▶ [The task] Show every line in the material below in which the string "component" appears.

◆ ◆ ◆

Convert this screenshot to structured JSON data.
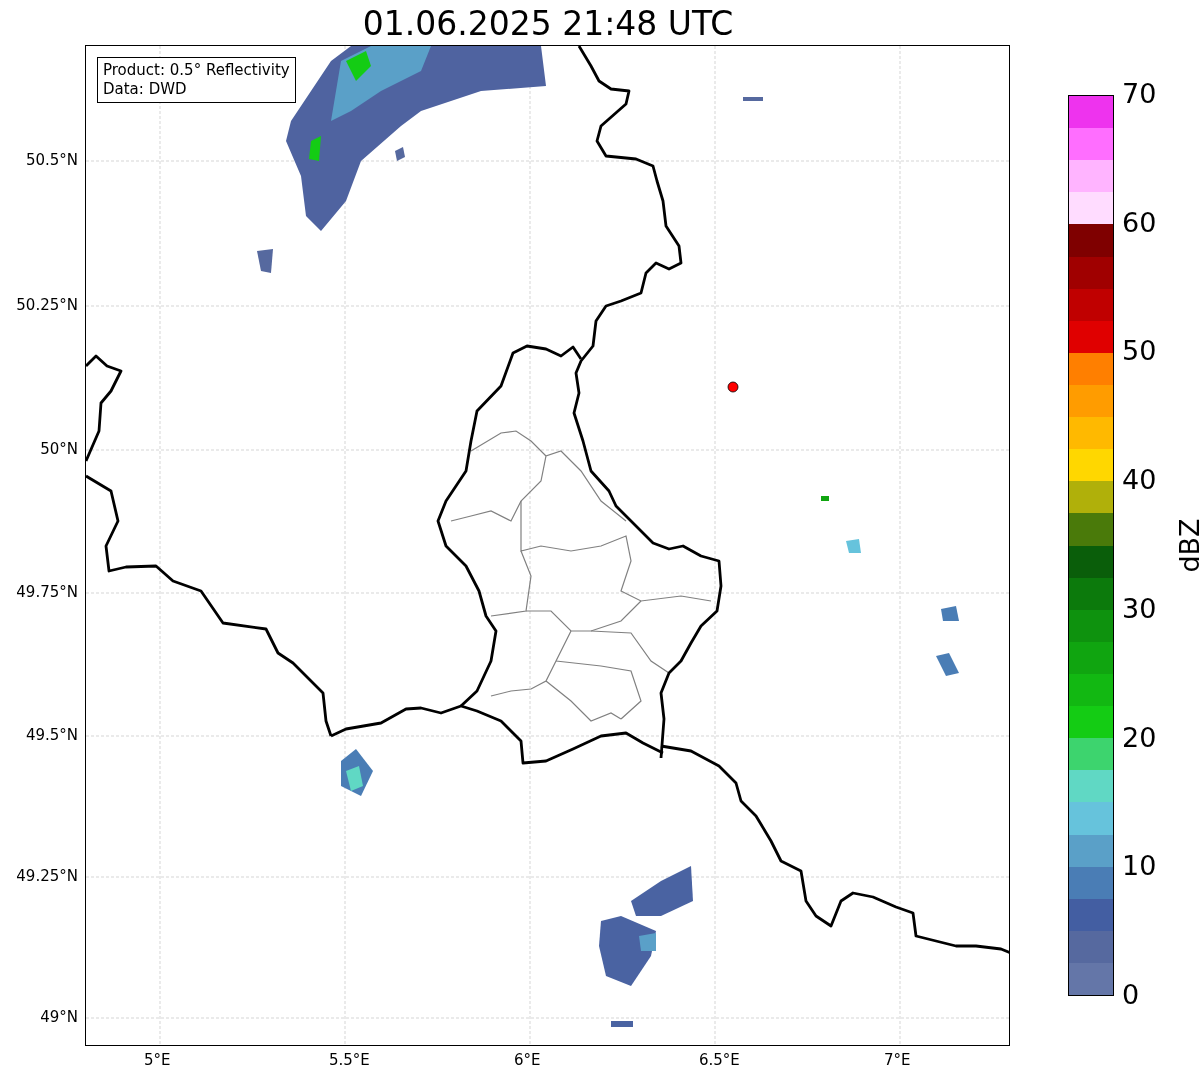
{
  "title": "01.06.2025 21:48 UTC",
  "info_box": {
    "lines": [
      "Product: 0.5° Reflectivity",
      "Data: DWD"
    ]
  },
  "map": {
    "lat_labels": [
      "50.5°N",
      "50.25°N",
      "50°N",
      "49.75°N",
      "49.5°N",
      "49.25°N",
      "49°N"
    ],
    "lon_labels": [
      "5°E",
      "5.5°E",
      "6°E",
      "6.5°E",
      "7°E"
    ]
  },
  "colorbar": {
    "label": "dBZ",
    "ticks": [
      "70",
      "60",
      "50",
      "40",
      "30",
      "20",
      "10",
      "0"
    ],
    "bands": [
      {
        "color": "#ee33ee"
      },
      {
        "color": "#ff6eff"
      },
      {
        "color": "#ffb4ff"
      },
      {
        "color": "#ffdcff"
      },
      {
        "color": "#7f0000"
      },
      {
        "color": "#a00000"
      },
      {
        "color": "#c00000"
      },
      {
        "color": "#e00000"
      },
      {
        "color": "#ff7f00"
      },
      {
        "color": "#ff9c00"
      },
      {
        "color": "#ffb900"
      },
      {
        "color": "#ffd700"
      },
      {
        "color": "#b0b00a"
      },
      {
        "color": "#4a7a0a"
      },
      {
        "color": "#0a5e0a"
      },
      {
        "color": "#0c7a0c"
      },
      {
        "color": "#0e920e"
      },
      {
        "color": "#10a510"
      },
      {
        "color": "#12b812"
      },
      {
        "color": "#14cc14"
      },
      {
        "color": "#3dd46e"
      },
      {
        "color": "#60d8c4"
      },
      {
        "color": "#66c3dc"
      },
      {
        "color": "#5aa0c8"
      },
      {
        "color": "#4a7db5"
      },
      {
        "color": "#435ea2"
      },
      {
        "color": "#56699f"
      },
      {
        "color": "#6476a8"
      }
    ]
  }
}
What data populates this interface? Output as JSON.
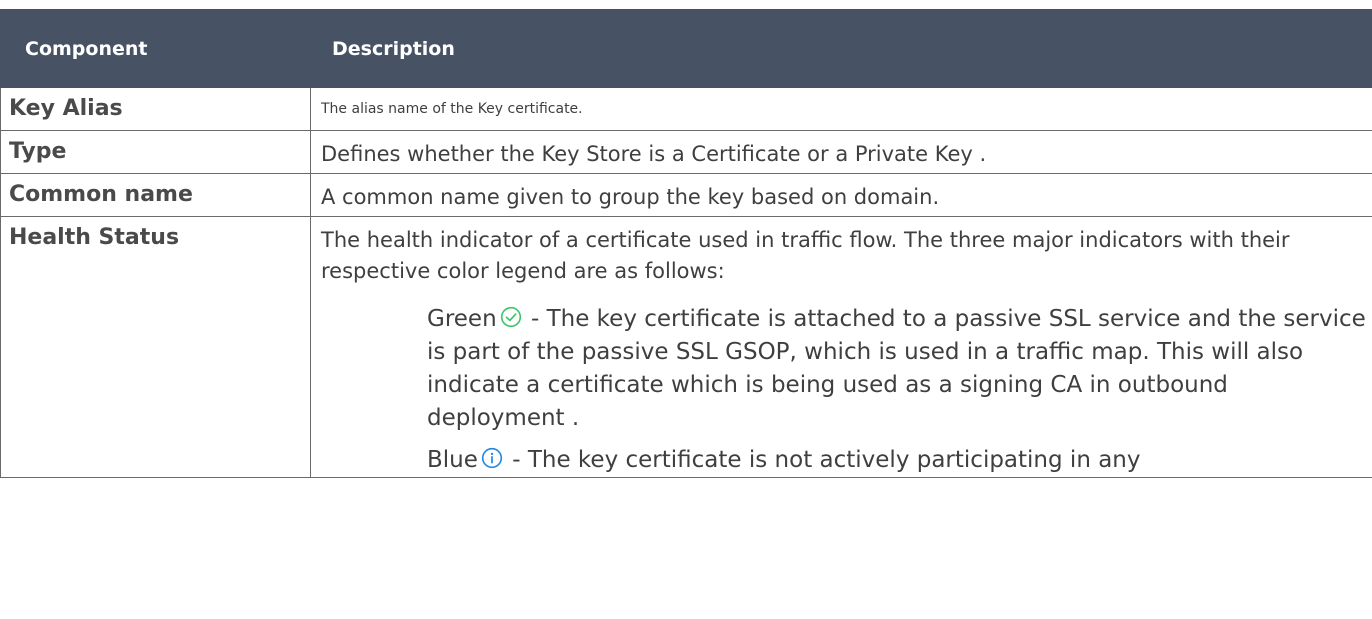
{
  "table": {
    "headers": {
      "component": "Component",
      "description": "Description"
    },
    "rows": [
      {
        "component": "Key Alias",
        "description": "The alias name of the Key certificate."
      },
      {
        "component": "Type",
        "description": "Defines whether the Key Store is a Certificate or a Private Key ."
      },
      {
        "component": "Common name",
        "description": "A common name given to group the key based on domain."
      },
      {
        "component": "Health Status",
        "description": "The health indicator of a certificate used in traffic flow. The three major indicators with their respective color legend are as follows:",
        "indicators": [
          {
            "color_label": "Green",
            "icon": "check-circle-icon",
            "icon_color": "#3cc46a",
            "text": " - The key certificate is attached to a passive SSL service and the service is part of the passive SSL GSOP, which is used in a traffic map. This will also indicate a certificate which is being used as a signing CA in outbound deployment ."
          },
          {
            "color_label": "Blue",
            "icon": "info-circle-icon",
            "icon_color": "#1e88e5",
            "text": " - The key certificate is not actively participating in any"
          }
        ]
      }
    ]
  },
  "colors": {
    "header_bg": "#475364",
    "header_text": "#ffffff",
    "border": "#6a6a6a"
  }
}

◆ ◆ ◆

▶ [Completed exercise]
      "component": "Component",
        "component": "Key Alias",
        "component": "Type",
        "component": "Common name",
        "component": "Health Status",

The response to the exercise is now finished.